Reel Advice from the Video Store Guy
By Steve Anderson
October 1st, 2018

Children of the Corn: Runaway

Children of the Corn: Runaway
Directed by John Gulager
Written by Joel Soisson
Starring Marci Miller, Jake Ryan Scott, Sara Moore
82 m

Well, now that we've concluded our run through the latest round of After Dark, it's time to branch off into something new. And with Halloween closing in on us, how about we check out something that quite possibly shouldn't exist? Oh yeah. We've got the latest Children of the Corn sequel on tap, and I never thought I'd write that phrase again. So pop some corn and chance the wrath of He Who Walks Behind the Rows because it's time for Children of the Corn: Runaway.

This time, we join up with a young lady named Ruth who, as so often happens, has just come up pregnant. The problem is that Ruth happens to live among a bunch of child psychopaths out in the midwest. Ruth bugs right out of Gatlin--which you won't actually know about until most of the movie has finished--and starts jumping around from place to place. She lands in Oklahoma, but with something hot on her heels. Now, she has to protect herself and her son from the horrors she knew as a little girl lest whatever it is take her son with it.

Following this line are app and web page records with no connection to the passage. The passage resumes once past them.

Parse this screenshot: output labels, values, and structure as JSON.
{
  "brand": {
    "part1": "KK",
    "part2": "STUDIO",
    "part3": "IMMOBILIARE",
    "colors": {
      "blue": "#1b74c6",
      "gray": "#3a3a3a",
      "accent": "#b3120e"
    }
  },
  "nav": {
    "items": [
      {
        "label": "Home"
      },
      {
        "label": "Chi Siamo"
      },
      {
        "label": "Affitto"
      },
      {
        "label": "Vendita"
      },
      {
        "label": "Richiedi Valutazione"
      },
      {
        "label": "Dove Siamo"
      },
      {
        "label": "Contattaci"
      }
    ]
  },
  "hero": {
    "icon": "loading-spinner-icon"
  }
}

I admit, I was surprised by the early going on this one. It set itself up surprisingly well, and started building suspense and mood from go. Some real surprises showed up, which was actually more than I expected. Considering it's been fully eight years since the last one--Children of the Corn: Genesis, no less--there's something of a new perspective in horror, and it's proving somewhat interesting.

Yet at the same time, it watches a lot like the older ones, and that may be a lot of what seems so surprisingly fresh about this. This is a by-the-numbers Children of the Corn sequel, and it's been so long since I've seen a by-the-numbers slasher flick that hadn't already been made 10 or more years ago, it's actually come back around to looking fresh and novel. This is a gravely unnerving sensation.

The ending, meanwhile, is actually a pretty substantial surprise. Let's just put it this way; it all comes surprisingly full-circle. You'll also want to stick around through the credits for another little surprise. I won't give it away, but I think we just got our best look yet at a certain something that, before, was largely an abstraction.

Special features include your choice of English or Spanish subtitles, and one deleted scene with the bizarre title "Found a Rabbit."

If you want to see what horror looked like about 20 years or so ago, then get your hands on a copy of Children of the Corn: Runaway. This is pretty much it, except with much better video quality. Since it hasn't been done in so long, this format takes on a new and surprisingly vivid life. It's still an old retread, but it's a retread of a tire that's been pretty much off the market for decades.